-- Source material follows --
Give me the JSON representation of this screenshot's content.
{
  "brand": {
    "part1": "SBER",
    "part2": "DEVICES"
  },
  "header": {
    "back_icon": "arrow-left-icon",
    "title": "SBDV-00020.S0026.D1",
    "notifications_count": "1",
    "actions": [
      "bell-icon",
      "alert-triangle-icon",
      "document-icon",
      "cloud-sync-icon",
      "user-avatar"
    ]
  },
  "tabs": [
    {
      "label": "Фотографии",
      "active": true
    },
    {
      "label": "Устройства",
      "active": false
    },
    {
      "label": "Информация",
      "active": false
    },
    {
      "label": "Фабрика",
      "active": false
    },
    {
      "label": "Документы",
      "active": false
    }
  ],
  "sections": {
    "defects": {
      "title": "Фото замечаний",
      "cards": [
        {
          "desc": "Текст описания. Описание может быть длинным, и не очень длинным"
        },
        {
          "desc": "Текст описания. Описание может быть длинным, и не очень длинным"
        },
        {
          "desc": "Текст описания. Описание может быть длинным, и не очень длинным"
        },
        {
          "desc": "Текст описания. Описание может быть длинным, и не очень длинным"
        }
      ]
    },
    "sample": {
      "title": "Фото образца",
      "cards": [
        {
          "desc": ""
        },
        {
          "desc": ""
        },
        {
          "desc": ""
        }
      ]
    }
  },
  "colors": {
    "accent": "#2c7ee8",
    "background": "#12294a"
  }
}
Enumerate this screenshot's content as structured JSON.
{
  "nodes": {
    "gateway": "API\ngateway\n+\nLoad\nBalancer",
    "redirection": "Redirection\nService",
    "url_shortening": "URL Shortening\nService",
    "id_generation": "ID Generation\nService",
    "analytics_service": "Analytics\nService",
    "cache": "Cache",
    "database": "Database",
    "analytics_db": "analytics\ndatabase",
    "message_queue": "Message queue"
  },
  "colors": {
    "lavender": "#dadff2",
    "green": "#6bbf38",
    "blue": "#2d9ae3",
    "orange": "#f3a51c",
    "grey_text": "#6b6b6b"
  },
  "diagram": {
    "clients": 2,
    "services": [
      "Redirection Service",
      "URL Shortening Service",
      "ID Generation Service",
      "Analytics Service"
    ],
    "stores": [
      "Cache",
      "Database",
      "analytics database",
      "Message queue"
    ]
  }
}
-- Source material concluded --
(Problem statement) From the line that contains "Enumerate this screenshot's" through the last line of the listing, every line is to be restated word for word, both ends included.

(Result)
Enumerate this screenshot's content as structured JSON.
{
  "nodes": {
    "gateway": "API\ngateway\n+\nLoad\nBalancer",
    "redirection": "Redirection\nService",
    "url_shortening": "URL Shortening\nService",
    "id_generation": "ID Generation\nService",
    "analytics_service": "Analytics\nService",
    "cache": "Cache",
    "database": "Database",
    "analytics_db": "analytics\ndatabase",
    "message_queue": "Message queue"
  },
  "colors": {
    "lavender": "#dadff2",
    "green": "#6bbf38",
    "blue": "#2d9ae3",
    "orange": "#f3a51c",
    "grey_text": "#6b6b6b"
  },
  "diagram": {
    "clients": 2,
    "services": [
      "Redirection Service",
      "URL Shortening Service",
      "ID Generation Service",
      "Analytics Service"
    ],
    "stores": [
      "Cache",
      "Database",
      "analytics database",
      "Message queue"
    ]
  }
}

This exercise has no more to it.